Most of us look forward to summer, as it brings with it warmer weather and the opportunity for picnics, vacations, family get-togethers, and maybe a few lazy summer afternoons spent with a good book.
However, when a family member is challenged with a dementia, such as Alzheimer’s disease, decisions about how to spend summer vacations and outings can become more complicated. Because of this, rather than planning around them, some families find it easier to exclude them altogether.
While, in some cases, having your loved one remain comfortable in their own home may make sense, with a little planning and effort, they, too, can enjoy being part of the festivities, connecting with their loved ones in a relaxed setting.
Here are some tips to make it easier to include your loved one in more summer fun:
- Decide which activities make sense. A trip to a local zoo or park may be fine. But a theme park or hot, crowded beach may not. You know your loved one best. Trust your instincts and be prepared to say “no” to outings that are more likely to agitate than to relax them.
- Plan get-togethers around their timetable. Many individuals with Alzheimer’s are at their best in the morning or early afternoon. Taking that into account can make a big difference and circumvent issues like “sundowning”.
- Prepare family members in advance. This is especially important for those who may not have seen your loved one in a while. Explain their situation, and any communication limitations they may have.
- Keep them safe and comfortable. Heat stroke is very real, and it can be deadly for older individuals. Make sure you keep them hydrated and out of the sun for prolonged periods of time. Bring a cap or hat. Start them off in a short-sleeved shirt but bring a sweater and/or jacket along.
- Be equipped with things they may need. Plenty of water, their medications, and small snacks that they like and are easy to eat.
- Let others help. You may be surprised at how naturally intuitive and capable some of your family members are at communicating and keeping your loved one engaged and comfortable. Encourage their involvement.

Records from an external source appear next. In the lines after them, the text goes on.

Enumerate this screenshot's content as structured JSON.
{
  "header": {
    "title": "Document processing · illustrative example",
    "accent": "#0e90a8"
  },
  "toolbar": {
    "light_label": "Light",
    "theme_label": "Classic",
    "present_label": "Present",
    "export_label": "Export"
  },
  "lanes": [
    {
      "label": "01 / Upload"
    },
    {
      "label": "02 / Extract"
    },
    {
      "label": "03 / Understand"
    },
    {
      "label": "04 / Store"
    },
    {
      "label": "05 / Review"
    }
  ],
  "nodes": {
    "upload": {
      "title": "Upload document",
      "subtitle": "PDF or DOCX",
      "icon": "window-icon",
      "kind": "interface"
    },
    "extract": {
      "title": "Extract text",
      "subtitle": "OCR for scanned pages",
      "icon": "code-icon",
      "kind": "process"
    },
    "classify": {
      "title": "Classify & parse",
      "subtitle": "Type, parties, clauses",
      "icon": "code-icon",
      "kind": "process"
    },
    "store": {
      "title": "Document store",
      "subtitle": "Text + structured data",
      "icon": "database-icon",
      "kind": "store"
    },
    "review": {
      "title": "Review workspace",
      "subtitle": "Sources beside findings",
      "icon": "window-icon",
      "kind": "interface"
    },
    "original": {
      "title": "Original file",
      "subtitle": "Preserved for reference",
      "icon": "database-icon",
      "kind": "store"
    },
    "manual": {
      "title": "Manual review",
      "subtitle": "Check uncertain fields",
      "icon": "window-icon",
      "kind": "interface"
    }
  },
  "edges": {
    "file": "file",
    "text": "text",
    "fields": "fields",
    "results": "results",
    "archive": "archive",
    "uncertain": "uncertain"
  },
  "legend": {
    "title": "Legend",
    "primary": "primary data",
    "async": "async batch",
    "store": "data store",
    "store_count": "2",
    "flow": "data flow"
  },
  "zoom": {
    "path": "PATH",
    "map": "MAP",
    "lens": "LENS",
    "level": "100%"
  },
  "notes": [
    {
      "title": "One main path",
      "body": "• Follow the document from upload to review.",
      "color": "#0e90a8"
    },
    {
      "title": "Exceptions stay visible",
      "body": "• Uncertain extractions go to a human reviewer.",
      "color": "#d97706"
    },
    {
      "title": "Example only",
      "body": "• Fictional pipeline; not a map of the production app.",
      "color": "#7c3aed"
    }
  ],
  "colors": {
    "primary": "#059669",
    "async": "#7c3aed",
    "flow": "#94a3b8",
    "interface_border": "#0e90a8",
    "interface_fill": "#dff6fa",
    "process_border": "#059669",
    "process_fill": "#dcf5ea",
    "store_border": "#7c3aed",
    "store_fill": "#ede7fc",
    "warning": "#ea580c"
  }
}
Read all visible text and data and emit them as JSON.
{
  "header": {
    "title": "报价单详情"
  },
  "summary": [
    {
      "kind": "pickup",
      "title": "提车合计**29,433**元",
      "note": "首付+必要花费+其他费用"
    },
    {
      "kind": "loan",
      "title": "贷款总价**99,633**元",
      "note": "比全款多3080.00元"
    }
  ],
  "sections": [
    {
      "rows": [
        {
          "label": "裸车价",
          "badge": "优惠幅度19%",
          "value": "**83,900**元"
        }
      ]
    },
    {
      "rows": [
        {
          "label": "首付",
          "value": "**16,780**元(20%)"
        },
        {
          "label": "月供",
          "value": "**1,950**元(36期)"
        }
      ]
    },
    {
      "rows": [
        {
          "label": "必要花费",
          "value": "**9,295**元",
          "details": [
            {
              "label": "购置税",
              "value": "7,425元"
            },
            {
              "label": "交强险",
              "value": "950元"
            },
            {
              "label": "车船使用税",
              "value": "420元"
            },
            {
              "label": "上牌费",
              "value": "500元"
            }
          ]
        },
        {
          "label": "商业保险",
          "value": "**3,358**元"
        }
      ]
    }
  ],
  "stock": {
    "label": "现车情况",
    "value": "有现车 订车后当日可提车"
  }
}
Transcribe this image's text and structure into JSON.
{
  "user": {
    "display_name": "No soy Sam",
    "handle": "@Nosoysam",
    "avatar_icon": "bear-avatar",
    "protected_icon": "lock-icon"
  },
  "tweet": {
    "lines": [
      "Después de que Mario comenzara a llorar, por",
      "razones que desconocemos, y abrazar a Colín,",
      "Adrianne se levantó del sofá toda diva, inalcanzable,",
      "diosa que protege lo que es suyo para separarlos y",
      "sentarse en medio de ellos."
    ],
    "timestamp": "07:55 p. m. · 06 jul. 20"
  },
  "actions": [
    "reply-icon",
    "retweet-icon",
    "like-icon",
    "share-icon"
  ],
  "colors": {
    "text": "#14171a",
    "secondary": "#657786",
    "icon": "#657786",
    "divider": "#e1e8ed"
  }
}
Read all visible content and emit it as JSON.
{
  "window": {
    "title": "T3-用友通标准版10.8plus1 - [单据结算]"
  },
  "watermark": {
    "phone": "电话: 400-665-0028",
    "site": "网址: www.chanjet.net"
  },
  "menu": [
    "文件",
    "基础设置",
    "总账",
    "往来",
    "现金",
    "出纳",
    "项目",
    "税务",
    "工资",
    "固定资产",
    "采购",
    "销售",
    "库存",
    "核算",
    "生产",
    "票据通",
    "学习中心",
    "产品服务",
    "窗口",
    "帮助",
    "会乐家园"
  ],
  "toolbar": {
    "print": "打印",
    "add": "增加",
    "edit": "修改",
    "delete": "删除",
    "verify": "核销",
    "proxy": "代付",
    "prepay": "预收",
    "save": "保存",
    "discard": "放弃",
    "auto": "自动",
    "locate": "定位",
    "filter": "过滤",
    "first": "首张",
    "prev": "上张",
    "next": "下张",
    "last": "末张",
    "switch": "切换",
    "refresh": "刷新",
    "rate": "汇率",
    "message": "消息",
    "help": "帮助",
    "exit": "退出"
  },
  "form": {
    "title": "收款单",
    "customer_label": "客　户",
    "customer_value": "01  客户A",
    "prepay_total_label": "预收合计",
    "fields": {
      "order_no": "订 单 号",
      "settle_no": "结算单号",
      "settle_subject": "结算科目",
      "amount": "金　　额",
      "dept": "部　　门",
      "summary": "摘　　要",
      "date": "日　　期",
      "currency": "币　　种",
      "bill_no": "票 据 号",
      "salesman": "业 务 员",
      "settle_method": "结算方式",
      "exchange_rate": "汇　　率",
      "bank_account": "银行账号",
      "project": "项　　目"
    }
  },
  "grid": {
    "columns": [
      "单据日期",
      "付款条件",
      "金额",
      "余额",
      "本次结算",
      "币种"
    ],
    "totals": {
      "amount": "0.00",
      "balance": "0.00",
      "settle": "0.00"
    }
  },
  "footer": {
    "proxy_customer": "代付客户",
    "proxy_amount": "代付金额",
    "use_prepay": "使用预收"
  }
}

- Have an exit strategy. There will be occasions when your loved one becomes over-stimulated or simply tired and needs to rest. Make sure it is easy to leave without interrupting the plans of others. Sometimes, simply taking a short break away from the main area can be sufficient. Other times it will be best to say your goodbyes and leave. Pay attention to the warning signs.
Taking the time in advance to plan can lead to an outing or get-together that is both memorable and enjoyable for everyone.
And, finally, don’t neglect your own health and needs! Summer is great for family fun, but also a good time to schedule a week of respite care for your loved one so that you can catch up with doctor appointments and visit with your own friends.